_What the task requires_:
Write out every line below that includes the word "content".

Data records:
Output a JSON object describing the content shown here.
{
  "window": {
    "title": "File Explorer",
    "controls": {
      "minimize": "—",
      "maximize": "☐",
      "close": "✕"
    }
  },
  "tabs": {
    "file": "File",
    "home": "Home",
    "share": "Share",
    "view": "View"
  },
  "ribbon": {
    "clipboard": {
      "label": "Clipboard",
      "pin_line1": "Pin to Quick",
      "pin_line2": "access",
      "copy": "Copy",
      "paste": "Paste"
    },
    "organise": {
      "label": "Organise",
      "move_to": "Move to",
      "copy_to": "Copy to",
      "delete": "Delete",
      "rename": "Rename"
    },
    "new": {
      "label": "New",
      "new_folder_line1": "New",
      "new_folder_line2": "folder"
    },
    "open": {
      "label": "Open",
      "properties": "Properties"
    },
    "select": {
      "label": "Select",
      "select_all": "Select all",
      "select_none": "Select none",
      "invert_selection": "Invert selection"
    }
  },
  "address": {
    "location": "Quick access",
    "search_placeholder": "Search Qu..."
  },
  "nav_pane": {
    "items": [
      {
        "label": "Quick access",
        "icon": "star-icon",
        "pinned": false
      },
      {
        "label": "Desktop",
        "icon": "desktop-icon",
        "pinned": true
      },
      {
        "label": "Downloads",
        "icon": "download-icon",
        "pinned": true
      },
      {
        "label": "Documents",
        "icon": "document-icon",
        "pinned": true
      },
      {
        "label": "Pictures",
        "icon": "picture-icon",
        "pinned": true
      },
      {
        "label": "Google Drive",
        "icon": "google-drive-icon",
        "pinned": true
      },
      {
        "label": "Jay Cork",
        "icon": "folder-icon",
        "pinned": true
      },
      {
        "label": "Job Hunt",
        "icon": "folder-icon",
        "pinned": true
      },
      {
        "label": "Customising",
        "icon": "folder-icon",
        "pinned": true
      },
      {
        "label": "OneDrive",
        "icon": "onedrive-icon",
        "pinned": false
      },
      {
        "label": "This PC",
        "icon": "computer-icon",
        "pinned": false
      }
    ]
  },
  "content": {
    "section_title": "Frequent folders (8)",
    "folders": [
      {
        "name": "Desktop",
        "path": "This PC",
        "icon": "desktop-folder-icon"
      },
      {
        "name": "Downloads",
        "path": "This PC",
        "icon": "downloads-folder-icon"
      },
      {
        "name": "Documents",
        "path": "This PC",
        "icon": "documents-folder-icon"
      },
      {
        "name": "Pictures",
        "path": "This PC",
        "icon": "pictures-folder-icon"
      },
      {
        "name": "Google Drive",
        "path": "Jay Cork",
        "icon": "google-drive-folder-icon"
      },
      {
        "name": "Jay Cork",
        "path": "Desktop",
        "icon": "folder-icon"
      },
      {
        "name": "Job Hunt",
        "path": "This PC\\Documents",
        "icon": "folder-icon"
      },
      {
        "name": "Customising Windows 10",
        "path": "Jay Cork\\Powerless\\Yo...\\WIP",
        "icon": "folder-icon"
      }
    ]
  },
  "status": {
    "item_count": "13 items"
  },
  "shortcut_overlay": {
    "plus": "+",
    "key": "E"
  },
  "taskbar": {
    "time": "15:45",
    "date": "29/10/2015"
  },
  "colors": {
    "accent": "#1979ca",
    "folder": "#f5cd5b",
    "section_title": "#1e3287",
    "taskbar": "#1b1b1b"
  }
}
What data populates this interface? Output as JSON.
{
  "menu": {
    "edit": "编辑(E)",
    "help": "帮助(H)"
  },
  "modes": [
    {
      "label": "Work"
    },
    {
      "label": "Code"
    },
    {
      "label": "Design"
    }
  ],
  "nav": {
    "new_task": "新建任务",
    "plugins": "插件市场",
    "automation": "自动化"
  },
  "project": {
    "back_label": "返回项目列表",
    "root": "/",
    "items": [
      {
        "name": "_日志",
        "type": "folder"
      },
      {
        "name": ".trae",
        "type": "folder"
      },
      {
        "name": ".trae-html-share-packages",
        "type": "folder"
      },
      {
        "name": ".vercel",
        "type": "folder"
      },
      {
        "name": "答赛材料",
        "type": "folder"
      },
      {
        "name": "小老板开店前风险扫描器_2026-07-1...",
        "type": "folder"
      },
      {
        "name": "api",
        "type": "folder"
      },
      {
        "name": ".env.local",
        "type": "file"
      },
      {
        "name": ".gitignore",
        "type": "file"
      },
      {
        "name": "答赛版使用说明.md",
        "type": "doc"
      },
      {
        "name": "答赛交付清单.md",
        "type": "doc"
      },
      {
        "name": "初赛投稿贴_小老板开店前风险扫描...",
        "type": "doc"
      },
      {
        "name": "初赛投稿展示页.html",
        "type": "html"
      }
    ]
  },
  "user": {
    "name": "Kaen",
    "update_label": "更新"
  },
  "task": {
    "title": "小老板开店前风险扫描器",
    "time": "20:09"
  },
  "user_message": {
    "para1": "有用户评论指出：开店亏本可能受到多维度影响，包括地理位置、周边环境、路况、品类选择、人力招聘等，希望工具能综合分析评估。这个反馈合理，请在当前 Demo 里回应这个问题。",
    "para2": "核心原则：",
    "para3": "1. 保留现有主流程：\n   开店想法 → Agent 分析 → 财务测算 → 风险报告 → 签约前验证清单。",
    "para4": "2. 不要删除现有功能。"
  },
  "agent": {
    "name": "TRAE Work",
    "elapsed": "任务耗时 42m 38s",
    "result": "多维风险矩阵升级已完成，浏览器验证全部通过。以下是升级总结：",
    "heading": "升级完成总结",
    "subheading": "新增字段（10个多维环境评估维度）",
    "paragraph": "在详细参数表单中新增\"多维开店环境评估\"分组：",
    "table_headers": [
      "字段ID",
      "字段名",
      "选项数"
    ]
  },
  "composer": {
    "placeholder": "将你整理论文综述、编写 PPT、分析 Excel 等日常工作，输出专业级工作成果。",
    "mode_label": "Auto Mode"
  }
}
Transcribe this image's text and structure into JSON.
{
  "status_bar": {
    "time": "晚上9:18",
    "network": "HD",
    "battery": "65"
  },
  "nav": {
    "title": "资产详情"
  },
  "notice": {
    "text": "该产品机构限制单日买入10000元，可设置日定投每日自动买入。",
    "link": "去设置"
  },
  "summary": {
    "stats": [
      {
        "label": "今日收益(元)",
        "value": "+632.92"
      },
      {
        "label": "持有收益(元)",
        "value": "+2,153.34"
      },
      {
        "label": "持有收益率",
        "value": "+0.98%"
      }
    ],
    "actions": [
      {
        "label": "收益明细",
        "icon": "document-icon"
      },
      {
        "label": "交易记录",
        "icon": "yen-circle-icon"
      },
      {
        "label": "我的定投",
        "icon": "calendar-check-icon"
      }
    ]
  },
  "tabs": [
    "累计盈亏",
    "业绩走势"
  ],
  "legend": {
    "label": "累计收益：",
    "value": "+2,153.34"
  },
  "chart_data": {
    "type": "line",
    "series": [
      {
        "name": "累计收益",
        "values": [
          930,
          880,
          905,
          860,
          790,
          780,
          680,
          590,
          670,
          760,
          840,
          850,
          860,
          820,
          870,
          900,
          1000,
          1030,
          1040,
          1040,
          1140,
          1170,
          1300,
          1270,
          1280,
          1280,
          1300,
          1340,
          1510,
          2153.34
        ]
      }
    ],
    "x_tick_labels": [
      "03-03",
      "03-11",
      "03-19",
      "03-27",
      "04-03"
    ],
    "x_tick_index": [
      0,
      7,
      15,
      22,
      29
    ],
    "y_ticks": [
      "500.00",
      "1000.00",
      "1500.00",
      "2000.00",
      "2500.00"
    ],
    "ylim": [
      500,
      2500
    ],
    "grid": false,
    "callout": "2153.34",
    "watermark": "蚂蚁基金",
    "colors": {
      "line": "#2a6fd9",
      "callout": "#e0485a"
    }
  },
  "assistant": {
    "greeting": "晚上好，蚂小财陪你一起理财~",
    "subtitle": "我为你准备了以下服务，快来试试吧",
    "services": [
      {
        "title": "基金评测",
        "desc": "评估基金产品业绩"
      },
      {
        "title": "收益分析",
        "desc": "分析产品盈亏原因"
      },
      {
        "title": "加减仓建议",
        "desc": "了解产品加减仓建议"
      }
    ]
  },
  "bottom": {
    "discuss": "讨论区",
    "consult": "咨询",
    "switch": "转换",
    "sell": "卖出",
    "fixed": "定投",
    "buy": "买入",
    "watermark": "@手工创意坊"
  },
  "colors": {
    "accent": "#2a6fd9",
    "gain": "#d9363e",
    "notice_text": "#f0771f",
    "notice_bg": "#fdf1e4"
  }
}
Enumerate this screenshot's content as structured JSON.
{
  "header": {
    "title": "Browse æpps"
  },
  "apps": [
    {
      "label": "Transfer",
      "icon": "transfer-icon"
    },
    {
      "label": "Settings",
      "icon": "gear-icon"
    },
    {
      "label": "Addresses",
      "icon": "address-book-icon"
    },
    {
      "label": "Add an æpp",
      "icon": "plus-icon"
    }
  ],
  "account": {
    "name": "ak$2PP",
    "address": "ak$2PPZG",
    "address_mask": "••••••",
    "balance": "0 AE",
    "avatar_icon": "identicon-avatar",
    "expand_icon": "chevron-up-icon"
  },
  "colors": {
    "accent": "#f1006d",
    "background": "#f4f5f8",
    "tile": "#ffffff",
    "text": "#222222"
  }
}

_Answer to this task_:
Output a JSON object describing the content shown here.
  "content": {
Enumerate this screenshot's content as structured JSON.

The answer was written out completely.